Run Mal Run – The New York Marathon 2005
Ok in one year I have run three marathons and for those of you who have never run the mystical 26.2 miles I apologise because you have not lived life till you have crossed that barrier of personal pain and belief in yourself
And this edition of the Unholyland blog is to salute all of us who in life have achieved what .1 of 1% of the world’s population has done and that is to have run a marathon.
My first marathon was an eye opener it was Athens in the Olympic year (November 2004) and there was “the hill” but to be honest the most exciting thing about running Athens was running up that hill, ok it was a big hill 10 km’s plus but that was the highlight running up a road. The crowd support was equal to that of a local under thirteen soccer game on a wet day in winter. But being your first marathon the sheer joy of completing the event overwhelms you and the sense of accomplishment cannot be understated. You have become the member of an exclusive club in that you are now a marathoner.
My second marathon was Paris in April, which I ran in under four hours. In Marathon circles saying sub 4 means you are in the club. Not totally in the club but you’re a player. And trust me it hurts to break four hours, you do not just jog around for four hours and watch the scenery.
Paris was big in the sense of running with close to thirty thousand other people makes anything big, but being French there always seemed to be that arrogance of other runners cutting you off and well just being French. The best part of running the Paris marathon was the start, running down the Champs Elysees is truly an awe inspiring thing to do, the problem then is that there is still another 25 miles to go. The last couple of miles are in a park and I was so mentally out of it that I do not remember much at all.
It seems silly to say that you are alive and conscious but at a state where you truly do not exist, that is what happens in a marathon. You can take your body and push it beyond the limits. The mystical wall does exist but only in ones mind, it is not rocket science to explain the “wall” in terms of simple glycogen deficit.

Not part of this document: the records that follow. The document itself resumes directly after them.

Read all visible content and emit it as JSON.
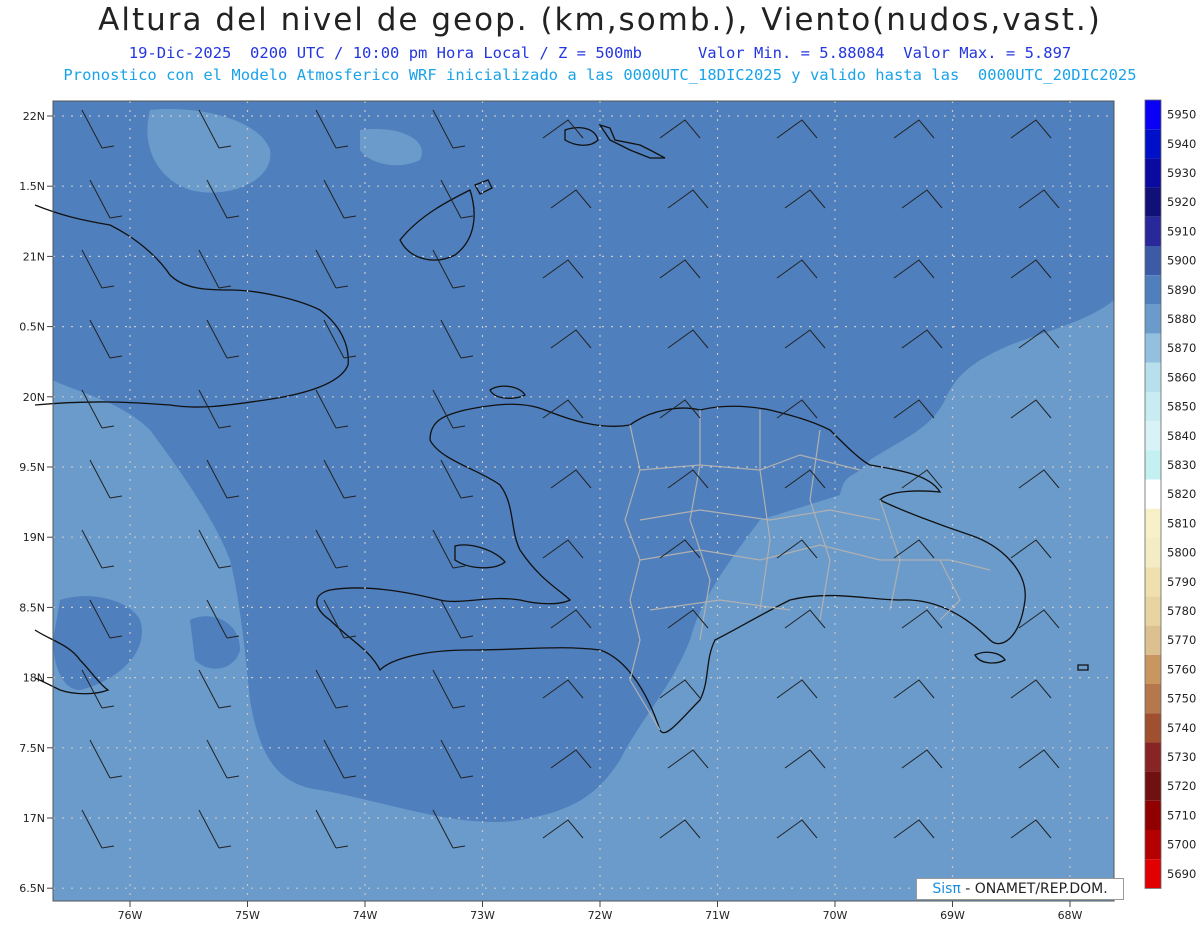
{
  "header": {
    "title": "Altura del nivel de geop. (km,somb.), Viento(nudos,vast.)",
    "line1": "19-Dic-2025  0200 UTC / 10:00 pm Hora Local / Z = 500mb      Valor Min. = 5.88084  Valor Max. = 5.897",
    "line2": "Pronostico con el Modelo Atmosferico WRF inicializado a las 0000UTC_18DIC2025 y valido hasta las  0000UTC_20DIC2025"
  },
  "axes": {
    "lat_labels": [
      "22N",
      "1.5N",
      "21N",
      "0.5N",
      "20N",
      "9.5N",
      "19N",
      "8.5N",
      "18N",
      "7.5N",
      "17N",
      "6.5N"
    ],
    "lon_labels": [
      "76W",
      "75W",
      "74W",
      "73W",
      "72W",
      "71W",
      "70W",
      "69W",
      "68W"
    ]
  },
  "colorbar": {
    "levels": [
      "5950",
      "5940",
      "5930",
      "5920",
      "5910",
      "5900",
      "5890",
      "5880",
      "5870",
      "5860",
      "5850",
      "5840",
      "5830",
      "5820",
      "5810",
      "5800",
      "5790",
      "5780",
      "5770",
      "5760",
      "5750",
      "5740",
      "5730",
      "5720",
      "5710",
      "5700",
      "5690"
    ],
    "colors": [
      "#0a00f5",
      "#0010c8",
      "#0a0aa0",
      "#101078",
      "#28289a",
      "#3c5aa6",
      "#4f7fbc",
      "#6a9bcb",
      "#94c0e0",
      "#b8e0ec",
      "#c8ecf2",
      "#d8f2f6",
      "#c4f0f2",
      "#ffffff",
      "#f8f0c8",
      "#f4ecc4",
      "#f0e0b0",
      "#e8d4a0",
      "#dcc090",
      "#c8965e",
      "#b4784c",
      "#a0502e",
      "#882424",
      "#701010",
      "#900000",
      "#b40000",
      "#e00000"
    ]
  },
  "credit": {
    "a": "Sisπ",
    "b": "- ONAMET/REP.DOM."
  },
  "colors": {
    "field_dark": "#4f7fbc",
    "field_light": "#6a9bcb",
    "coast": "#111111",
    "provinces": "#b0b0b0"
  }
}
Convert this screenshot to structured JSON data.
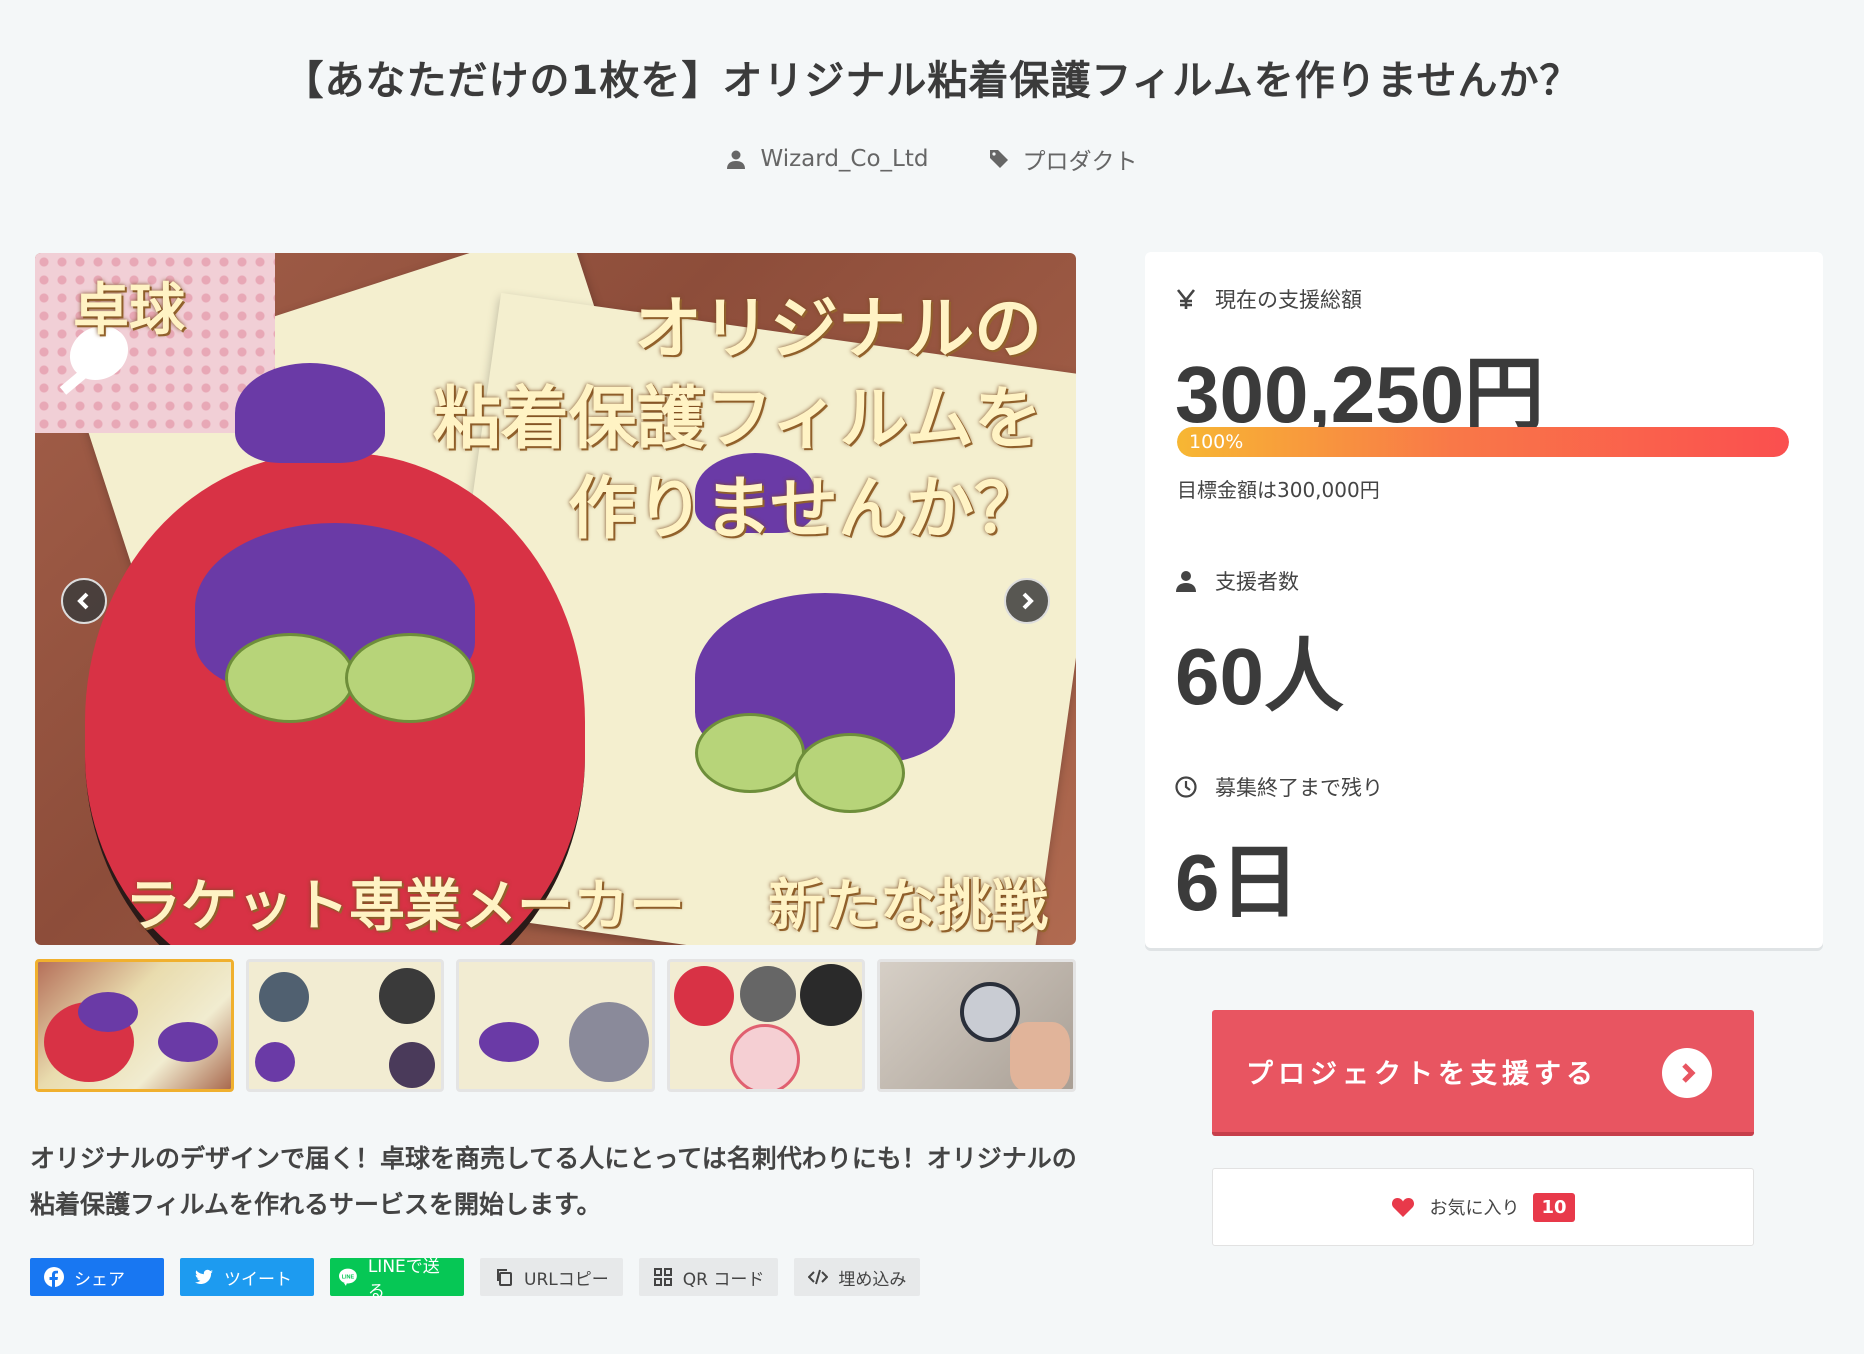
{
  "title": "【あなただけの1枚を】オリジナル粘着保護フィルムを作りませんか？",
  "meta": {
    "author": "Wizard_Co_Ltd",
    "category": "プロダクト"
  },
  "main_image": {
    "badge": "卓球",
    "headline_line1": "オリジナルの",
    "headline_line2": "粘着保護フィルムを",
    "headline_line3": "作りませんか？",
    "footer_left": "ラケット専業メーカー",
    "footer_right": "新たな挑戦"
  },
  "description": "オリジナルのデザインで届く！卓球を商売してる人にとっては名刺代わりにも！オリジナルの粘着保護フィルムを作れるサービスを開始します。",
  "share": {
    "facebook": "シェア",
    "twitter": "ツイート",
    "line": "LINEで送る",
    "url_copy": "URLコピー",
    "qr": "QR コード",
    "embed": "埋め込み"
  },
  "stats": {
    "total_label": "現在の支援総額",
    "total_value": "300,250円",
    "progress_text": "100%",
    "progress": 1.0,
    "goal_text": "目標金額は300,000円",
    "backers_label": "支援者数",
    "backers_value": "60人",
    "remaining_label": "募集終了まで残り",
    "remaining_value": "6日"
  },
  "support_button": "プロジェクトを支援する",
  "favorite": {
    "label": "お気に入り",
    "count": "10"
  },
  "colors": {
    "accent": "#e85561",
    "facebook": "#1877f2",
    "twitter": "#1d9bf0",
    "line": "#06c755"
  }
}
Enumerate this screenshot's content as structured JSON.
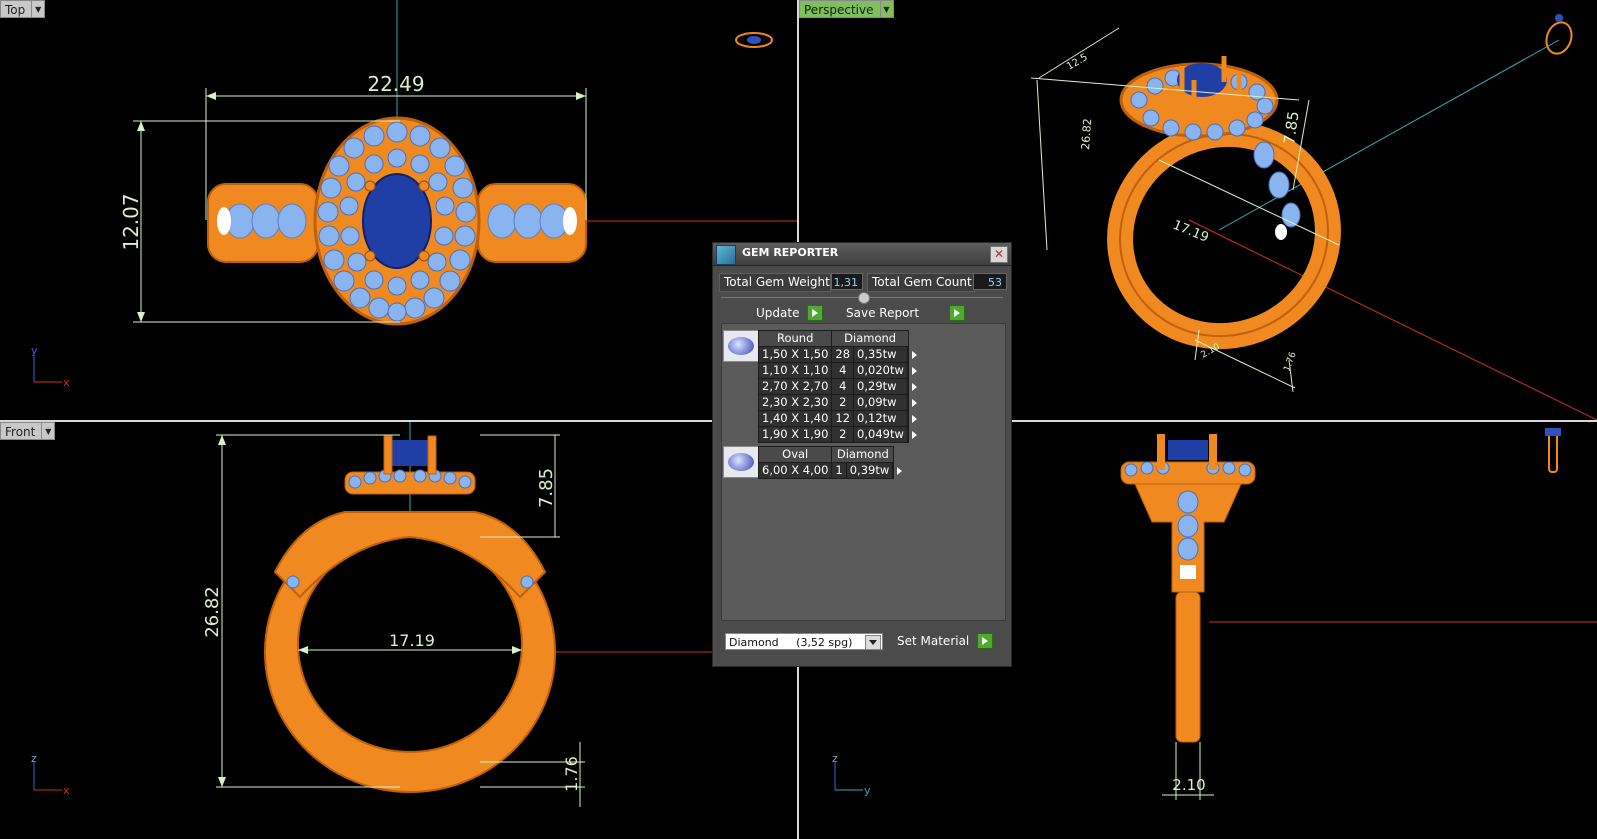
{
  "viewports": {
    "top": {
      "label": "Top",
      "dims": {
        "width": "22.49",
        "height": "12.07"
      },
      "axes": {
        "a": "y",
        "b": "x"
      }
    },
    "perspective": {
      "label": "Perspective",
      "dims": {
        "d1": "26.82",
        "d2": "7.85",
        "d3": "17.19",
        "d4": "12.5",
        "d5": "2.10",
        "d6": "1.76"
      }
    },
    "front": {
      "label": "Front",
      "dims": {
        "height": "26.82",
        "top": "7.85",
        "inner": "17.19",
        "bottom": "1.76"
      },
      "axes": {
        "a": "z",
        "b": "x"
      }
    },
    "right": {
      "dims": {
        "width": "2.10"
      },
      "axes": {
        "a": "z",
        "b": "y"
      }
    }
  },
  "gem_reporter": {
    "title": "GEM REPORTER",
    "total_weight_label": "Total Gem Weight",
    "total_weight_value": "1,31",
    "total_count_label": "Total Gem Count",
    "total_count_value": "53",
    "update_label": "Update",
    "save_report_label": "Save Report",
    "groups": [
      {
        "shape": "Round",
        "material": "Diamond",
        "rows": [
          {
            "size": "1,50 X 1,50",
            "count": "28",
            "weight": "0,35tw"
          },
          {
            "size": "1,10 X 1,10",
            "count": "4",
            "weight": "0,020tw"
          },
          {
            "size": "2,70 X 2,70",
            "count": "4",
            "weight": "0,29tw"
          },
          {
            "size": "2,30 X 2,30",
            "count": "2",
            "weight": "0,09tw"
          },
          {
            "size": "1,40 X 1,40",
            "count": "12",
            "weight": "0,12tw"
          },
          {
            "size": "1,90 X 1,90",
            "count": "2",
            "weight": "0,049tw"
          }
        ]
      },
      {
        "shape": "Oval",
        "material": "Diamond",
        "rows": [
          {
            "size": "6,00 X 4,00",
            "count": "1",
            "weight": "0,39tw"
          }
        ]
      }
    ],
    "material_select_value": "Diamond     (3,52 spg)",
    "set_material_label": "Set Material"
  },
  "colors": {
    "metal": "#f0891f",
    "metal_dark": "#c0600c",
    "gem_light": "#8ab4f0",
    "center_stone": "#1f3fa6",
    "dimension": "#d8f2c8",
    "axis_x": "#d03020",
    "axis_y": "#3aa8b8",
    "panel_accent": "#7fbf5e"
  }
}
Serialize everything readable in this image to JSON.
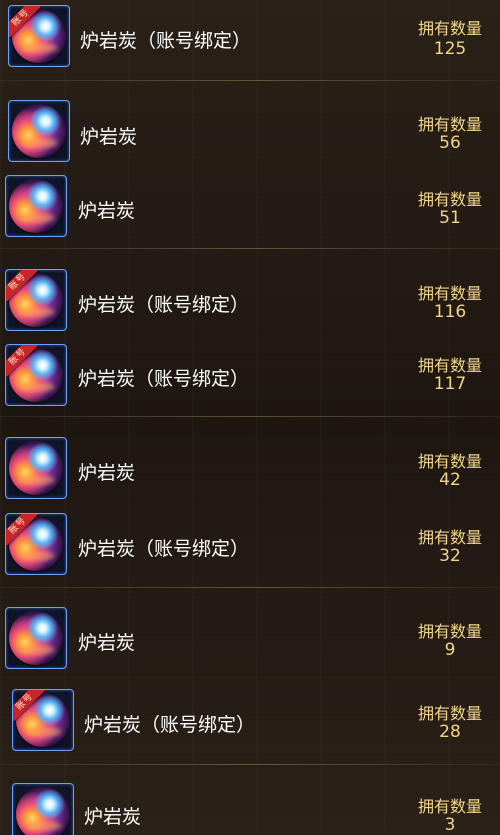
{
  "count_label": "拥有数量",
  "items": [
    {
      "name": "炉岩炭（账号绑定）",
      "count": "125",
      "bound": true
    },
    {
      "name": "炉岩炭",
      "count": "56",
      "bound": false
    },
    {
      "name": "炉岩炭",
      "count": "51",
      "bound": false
    },
    {
      "name": "炉岩炭（账号绑定）",
      "count": "116",
      "bound": true
    },
    {
      "name": "炉岩炭（账号绑定）",
      "count": "117",
      "bound": true
    },
    {
      "name": "炉岩炭",
      "count": "42",
      "bound": false
    },
    {
      "name": "炉岩炭（账号绑定）",
      "count": "32",
      "bound": true
    },
    {
      "name": "炉岩炭",
      "count": "9",
      "bound": false
    },
    {
      "name": "炉岩炭（账号绑定）",
      "count": "28",
      "bound": true
    },
    {
      "name": "炉岩炭",
      "count": "3",
      "bound": false
    }
  ],
  "bound_badge": "账号",
  "icon": "furnace-rock-charcoal-orb-icon",
  "colors": {
    "count_text": "#f3d58a",
    "name_text": "#ffffff",
    "frame": "#6aa0ff",
    "badge": "#c8242a"
  }
}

New York takes marathon to the next level, in that the complete city gets into this event, everyone you talk to salutes you, and its genuine they all know the course thru the five boroughs, it almost overwhelms you that the biggest city in the world actually enjoys being closed down effectively for twelve hours so that 35,000 people can run through the streets.
It still staggers me that I was actually running in the same race as the world record holder being clapped and cheered by the same crowd. He was running so fast that he probably did not get to hear the crowds clapping for as long as I did.
So there I am running with the World Record Holder in the same race (and yes I did see him, he is fast) how damm cool is that. Two years ago I could not run around the block and now here I am in a race with the World Record Holder. I figured out that in training for the marathon in New York I had run over 1100 kilometres in 190 days, I had woken up at three am on Saturday mornings to run for endless hours before the sun came up, endless loops of the sports academy track with my heart rate monitor going mad. The funny thing is that in 190 days of training it did not rain on me once.
Last Sunday I ran with my heart and soul, it wasn’t about time and personal bests. It was about being able to participate in one of the greatest sporting events in the world. I reflect on the fact that this race was broadcast live around the world and that my girls could actually watch it back home. Unlike Athens this was no wet soccer game in winter.
From the start to the finish I enjoyed every second of this run, 3 hours 59 minutes and 14 seconds. Coming off the bridge and onto 1st Avenue you are hit by a wall of noise that takes your senses apart. There are people ten deep on the footpath screaming and clapping, I had my name on the front of my running singlet and you hear “Go Mal Go” , Gospel Singers in Harlem , Hasidic Jews in Brooklyn and small kids offering you chewing gum in the Bronx. You run down 5th Avenue towards Central Park and through the pain you soak up being part of the biggest marathon in the world.
It hurt and it hurt very badly for the last six miles (ten kilometres), you take your body and break it and then ask it to keep going. Pain will pass when you cross the line but pride will lasts a lifetime. In those last few miles in Central Park you cross a barrier of personal self and as a runner you look up and believe, you believe in yourself.